Westside school board: Salary increase is appropriate
The Westside Community Schools Board of Education takes exception to the Omaha World-Herald’s May 15 editorial criticism of our vote to modestly increase our superintendent’s pay. Curiously, the editorial omits any discussion of our board’s public decision making process on this issue. As reporter Emily Nitcher’s article published on the same day points out, Westside conducted a performance evaluation as part of the contract renewal decision, as it always does.
The reasons for the Westside board’s decision were numerous. They included careful evaluation of our superintendent’s performance, his compensation relative to other area superintendents, the fiscal condition and outlook for the district, and, yes, the uncertainty created by the pandemic that is affecting us all. The process was, in fact, the opposite of “autopilot budgeting.”
Westside Community Schools has thrived under the leadership of Dr. Mike Lucas. He has made remarkable progress in numerous areas that the board has identified as priorities. He has helped create a culture of trust and candor that has benefited our students and staff. Operating costs have been reduced as administrative functions have been streamlined. His leadership team and our staff have shown great skill in navigating the change from classroom to extended campus learning necessitated by the COVID-19 outbreak. The Board of Education unanimously supported this reasonable and fiscally responsible recognition of his accomplishments, and we still do.
Board of Education, Westside Community Schools, Omaha
Restrictions go way too far
Last week Gov. Ricketts “allowed” many businesses to reopen and also eased the restrictions on churches. I am shocked by how arbitrary these decisions are and by how easily we have given up our rights with nary a protest!
I cannot touch a hymnal at church but while searching for the perfect birthday card for my granddaughter at Walmart, I can read 20 cards and put them back before choosing the one I want. People can be packed on a plane, but kids can’t play ball? Restaurants, salons and gyms can open following social distancing guidelines, but bars, casinos and private clubs cannot be trusted.
It all seems completely arbitrary and more of an attempt to legislate morality than promote business, economic repair and religious freedom.
It is time for us to take our country back. People who are over 65 (like me) and people with compromised health conditions should take all necessary precautions, but the young and healthy should take back their lives! The goal has been met. We have flattened the curve. Let us pray these restrictions are not like taxes — once implemented, they will never be removed!
LaVonne S. Lee, Omaha
Sasse speech fell flat
It seems that Sen. Ben Sasse couldn’t even find the time to shave his face for the 2020 graduating class of Fremont High School, although he had time to scribble poorly written jokes that clearly fell short of the intended targets.
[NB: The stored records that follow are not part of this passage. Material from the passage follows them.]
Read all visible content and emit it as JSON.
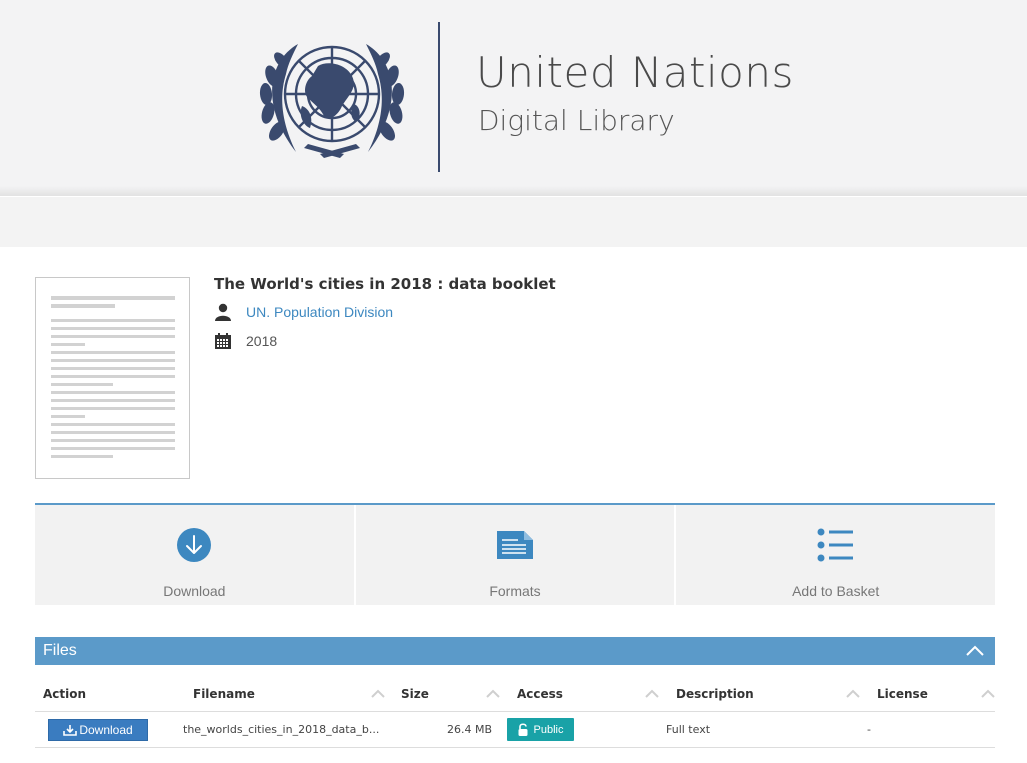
{
  "brand": {
    "title": "United Nations",
    "subtitle": "Digital Library",
    "emblem_icon": "un-emblem-icon",
    "color": "#3a4a6e"
  },
  "record": {
    "title": "The World's cities in 2018 : data booklet",
    "author": "UN. Population Division",
    "year": "2018",
    "author_icon": "person-icon",
    "year_icon": "calendar-icon"
  },
  "actions": [
    {
      "label": "Download",
      "icon": "download-circle-icon"
    },
    {
      "label": "Formats",
      "icon": "document-icon"
    },
    {
      "label": "Add to Basket",
      "icon": "list-icon"
    }
  ],
  "files": {
    "section_title": "Files",
    "columns": [
      "Action",
      "Filename",
      "Size",
      "Access",
      "Description",
      "License"
    ],
    "rows": [
      {
        "action": "Download",
        "filename": "the_worlds_cities_in_2018_data_b...",
        "size": "26.4 MB",
        "access": "Public",
        "description": "Full text",
        "license": "-"
      }
    ]
  },
  "colors": {
    "accent": "#5b9ac9",
    "link": "#3d88c0",
    "button": "#3a7cc0",
    "public_badge": "#19a2a7"
  }
}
Keep your day job, Sen. Sasse, or better yet, let someone else with more respect for the future leaders of our country take your place. You are a disgrace.
Cynthia Douglas-Ybarra, Omaha
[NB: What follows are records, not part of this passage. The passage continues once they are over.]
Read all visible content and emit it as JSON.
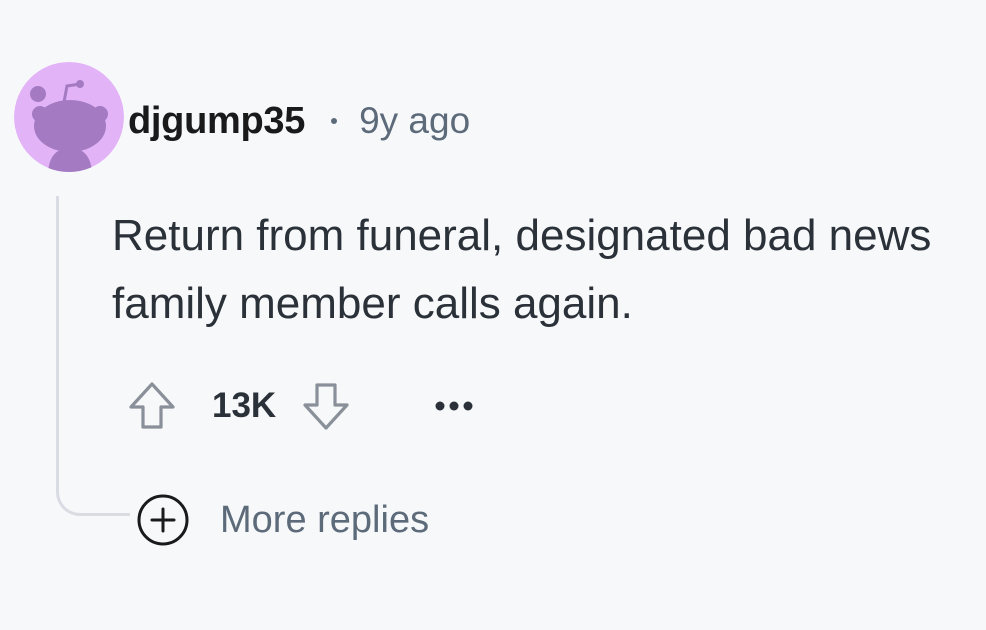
{
  "comment": {
    "username": "djgump35",
    "time_ago": "9y ago",
    "body": "Return from funeral, designated bad news family member calls again.",
    "score": "13K",
    "more_replies_label": "More replies",
    "avatar_icon": "reddit-snoo-avatar",
    "colors": {
      "avatar_background": "#e2b3f7",
      "avatar_figure": "#a47bc2",
      "muted_text": "#5c6a7a",
      "thread_line": "#d9dde3"
    }
  }
}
Failing grade for this speech
Sen. Sasse, your speech to Fremont high school graduates was most uninspiring, insulting and negative. Were you trying to engage in sarcasm? Your speech was a miserable fail at humor or sarcasm, a modeling of inept behavior similar to your party’s leader.
Absent of an inspiring message, you delivered slams about becoming psychologists, about forgetting high school and about cleaning up today’s problems left to the students.
May you give thought to the tenor expected in graduation speeches. Your speech to the Fremont graduates was a fail.
Carol Gottsch, Omaha
As the need to implement climate-change policies increases, the current lack of governmental action will lead to the world’s first climate refugees. By our lively discussions in our International Issues class at Marian High School, climate-related topics are priority for younger generations.
Who are these climate refugees? They are the 10,000 citizens of Tuvalu, a small island nation in the South Pacific who are vulnerable to rapidly rising sea levels. Soon, they will have to leave their homes forever. Tuvalu is not alone. Coastal communities around the world will eventually be at risk. The Philippines and Bangladesh, with combined populations of almost 300 million, are equally as threatened. These people rely on the land for their livelihoods and well-being. Where will they go when these resources disappear?
The United States plans to admit only 18,000 refugees this year. Nebraska’s acceptance rate is down by 80%.
What should our country’s refugee resettlement policy be when billions are forced from their homelands? This problem and its associated costs will balloon into a humanitarian crisis where we all suffer if we don’t take steps now to reconsider refugee admittance.
It’s time for the U.S to be a world leader in refugee resettlement policy to prepare for climate refugees.
Scarlett Wedergren, Omaha